Bosumtwi Crater

Geoscientist Online 18 June 2007

An international programme, initiated over a decade ago, consisting of a drilling and geophysical programme at Bosumtwi Crater, Ghana, has been reported on in a 400+ page) issue of Meteoritics and Planetary Science1, reports Joe McCall.

Drilling on the structure, a 8.5km diameter, 1.07 million years old impact crater, was carried out from the surface of the weakly saline crater lake, which is only 78m deep at its deepest. The crater was excavated in rocks of the Birimian System (2.1 – 2.2Ga metasediments and metavolcanics). Fourteen cores in the sediment-fill are being subjected to palaeoenvironmental investigations, while two more were obtained by drilling below the sediments into the deepest section of the crater’s annular moat (to 540m) and into the flanks of the submerged central uplift (to 450m)2

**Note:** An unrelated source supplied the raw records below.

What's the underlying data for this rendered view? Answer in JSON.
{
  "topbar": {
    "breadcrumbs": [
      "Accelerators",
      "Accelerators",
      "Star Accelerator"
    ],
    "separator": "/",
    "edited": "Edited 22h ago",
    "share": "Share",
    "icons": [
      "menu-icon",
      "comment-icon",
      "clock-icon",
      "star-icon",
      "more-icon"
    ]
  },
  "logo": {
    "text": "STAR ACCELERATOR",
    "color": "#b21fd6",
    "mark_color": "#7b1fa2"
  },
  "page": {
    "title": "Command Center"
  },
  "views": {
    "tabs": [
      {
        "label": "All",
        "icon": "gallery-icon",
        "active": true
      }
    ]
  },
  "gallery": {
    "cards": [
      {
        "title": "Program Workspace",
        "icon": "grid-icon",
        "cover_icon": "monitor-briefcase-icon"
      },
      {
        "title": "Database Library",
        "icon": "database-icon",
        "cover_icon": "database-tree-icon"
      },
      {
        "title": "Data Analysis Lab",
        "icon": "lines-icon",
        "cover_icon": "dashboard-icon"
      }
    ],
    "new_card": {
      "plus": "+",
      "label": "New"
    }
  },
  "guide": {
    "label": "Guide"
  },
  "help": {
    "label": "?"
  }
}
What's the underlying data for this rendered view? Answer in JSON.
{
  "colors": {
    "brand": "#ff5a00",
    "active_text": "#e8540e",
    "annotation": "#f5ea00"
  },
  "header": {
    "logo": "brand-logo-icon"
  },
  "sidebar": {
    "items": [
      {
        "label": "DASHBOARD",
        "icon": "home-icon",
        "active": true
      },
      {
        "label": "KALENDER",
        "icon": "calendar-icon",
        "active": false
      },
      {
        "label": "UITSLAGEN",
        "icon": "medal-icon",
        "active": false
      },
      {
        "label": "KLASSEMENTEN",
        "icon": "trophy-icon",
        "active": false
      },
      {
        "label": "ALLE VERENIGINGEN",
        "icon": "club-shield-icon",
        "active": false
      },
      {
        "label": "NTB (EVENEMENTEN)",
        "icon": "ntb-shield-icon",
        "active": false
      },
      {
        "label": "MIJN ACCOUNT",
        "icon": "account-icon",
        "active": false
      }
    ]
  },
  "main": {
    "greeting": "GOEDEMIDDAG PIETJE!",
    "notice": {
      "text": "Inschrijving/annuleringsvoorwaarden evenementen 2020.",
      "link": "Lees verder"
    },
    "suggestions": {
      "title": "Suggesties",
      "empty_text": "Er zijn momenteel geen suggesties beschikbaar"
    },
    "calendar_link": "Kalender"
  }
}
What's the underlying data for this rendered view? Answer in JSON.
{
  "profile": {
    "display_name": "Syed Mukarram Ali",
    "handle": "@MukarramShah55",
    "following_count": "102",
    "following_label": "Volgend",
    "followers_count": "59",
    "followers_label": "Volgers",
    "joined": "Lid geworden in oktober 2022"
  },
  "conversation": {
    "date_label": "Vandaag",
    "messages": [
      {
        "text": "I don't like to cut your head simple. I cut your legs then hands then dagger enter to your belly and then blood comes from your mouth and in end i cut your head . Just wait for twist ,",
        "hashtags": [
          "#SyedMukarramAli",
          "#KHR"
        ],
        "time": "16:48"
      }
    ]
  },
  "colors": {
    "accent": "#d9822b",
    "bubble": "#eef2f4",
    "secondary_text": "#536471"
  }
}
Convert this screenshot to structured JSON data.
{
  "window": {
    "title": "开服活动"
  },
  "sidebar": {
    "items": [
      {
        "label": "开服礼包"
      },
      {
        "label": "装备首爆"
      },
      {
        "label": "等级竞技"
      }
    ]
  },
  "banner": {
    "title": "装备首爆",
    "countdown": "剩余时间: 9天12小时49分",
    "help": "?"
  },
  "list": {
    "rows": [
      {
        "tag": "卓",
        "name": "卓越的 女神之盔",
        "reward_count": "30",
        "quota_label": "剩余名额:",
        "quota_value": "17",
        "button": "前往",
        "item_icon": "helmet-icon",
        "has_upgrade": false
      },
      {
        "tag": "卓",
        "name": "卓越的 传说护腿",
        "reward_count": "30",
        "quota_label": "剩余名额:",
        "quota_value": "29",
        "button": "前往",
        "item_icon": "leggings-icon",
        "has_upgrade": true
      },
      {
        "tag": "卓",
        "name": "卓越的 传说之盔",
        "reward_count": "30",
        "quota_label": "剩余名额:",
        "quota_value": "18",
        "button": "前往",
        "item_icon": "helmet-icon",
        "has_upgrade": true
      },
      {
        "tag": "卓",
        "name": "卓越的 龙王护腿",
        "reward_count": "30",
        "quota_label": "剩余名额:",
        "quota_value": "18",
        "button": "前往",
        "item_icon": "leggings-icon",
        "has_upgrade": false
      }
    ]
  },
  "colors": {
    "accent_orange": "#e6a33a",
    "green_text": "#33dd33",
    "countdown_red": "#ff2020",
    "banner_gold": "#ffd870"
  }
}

The base of the post-impact sedimentary infill was encountered at 333m and 235m. Both holes penetrated fractured bedrock below impact breccias. Hole LB-07A reached 545m and penetrated lithic (upper part) and suevitic impact breccias with an appreciable amount of melt rock content. Quartz grains showing multiple planar shock deformation were abundant. Hole LB-08A encountered suevitic breccia and below, greywacke-dominated metasediment with suevite and granitoid dyke intercalations (the sediments were assumed to be bedrock). The suevite in cores differs from that recognised on the crater flanks. It was very porous.

Deep drilling confirmed the seismically modelled structure, with a central peak. Petrophysical core analysis provided no support for the existence of a homogeneous unit of melt breccia in the crater centre. The lack of a coherent melt sheet or any significant amounts of melt rock in the crater runs counter to the model predictions and geophysical surveys. This resents a problem for the modelling for other impact structures.

Because of my interest in tektites3, the most interesting of the 26 detailed articles is that by Koeberl et al.4 on the uppermost fall-back layer, which was penetrated in Hole LB-05 between the post-impact sedimentary fill and the impact breccias. Such preservation in core from an impact structure is extremely rare. In the top 10cm of this 30cm-thick layer are accretionary lapilli, microtektite-like glass spherules (most <1mm diameter) with smooth to rough surfaces, and shocked quartz grains. The glass particles make up 70-78% of the grains in the coarser top of the fall-back layer. The tektite-like fragments display splash forms – spheres, dumbbells and tear-drops, and may be stuck together. (Many tear-drops are derived from broken dumb-bells.) The chemical composition of individual tektite-like bodies is very uniform, and the bulk composition of a number of bodies averages to much the same composition as that of the Ivory Coast tektites and microtektites - which come from Bosumtwi - with the single exception of higher Ca values.

Studies of the Platinum Group elements have failed to find any evidence of extraterrestrial material in the breccias5, despite the fact that the Ivory Coast tektites did yield unambiguous evidence of the presence of a minute meteoritic component, in studies of the Re-Os isotope system6.

References cited

  1. Meteoritics and Planetary Science, 2007; Volume 42, Number 4-5 (April-May).
  2. Koeberl, C, Milkereit, B, Overpeck, C et al. 2007 M & PS, 42; International and multidisciplinary drilling project into a young complex impact structure: the 2004 ICDP Bosumtwi Crater drilling project - an overview M & PS, 42 (4-5); 483-511.
  3. McCall, G J H 2001: Tektites in the Geological Record: Showers of glass from the sky. Geological Society Publishing House, Bath;
  4. Koeberl, C, Brandstatter, F, Glass, B P, Hecht, L, Mader,D, Reimold, W U 2007 Uppermost fallback layer in the Bosumtwi crater, Ghana: Mineralogy, Geochemistry and comparison with Ivory Coast tektites M & PS 42 (4-5); 709-729.
  5. McDonald, I, Peucker-Ehrenbrink, B, Coney, L, Feriere, L, Reimold, W U & Koeberl, C 2007 Search for a meteorite component in drill cores from the Boseumtwi impact structure, Ghana: platimum group element contents and osmium isotope characteristics M & PS 42 (4-5); 743-753
  6. Koeberl, C, 1998 Identification of meteorite components in impactites In: Grady, M M, Hutchison, R, McCall, G J H & Rothery, D A Meteorites; Flux with time and impact effects Geological Society, London, Special Publications 140, 133-153.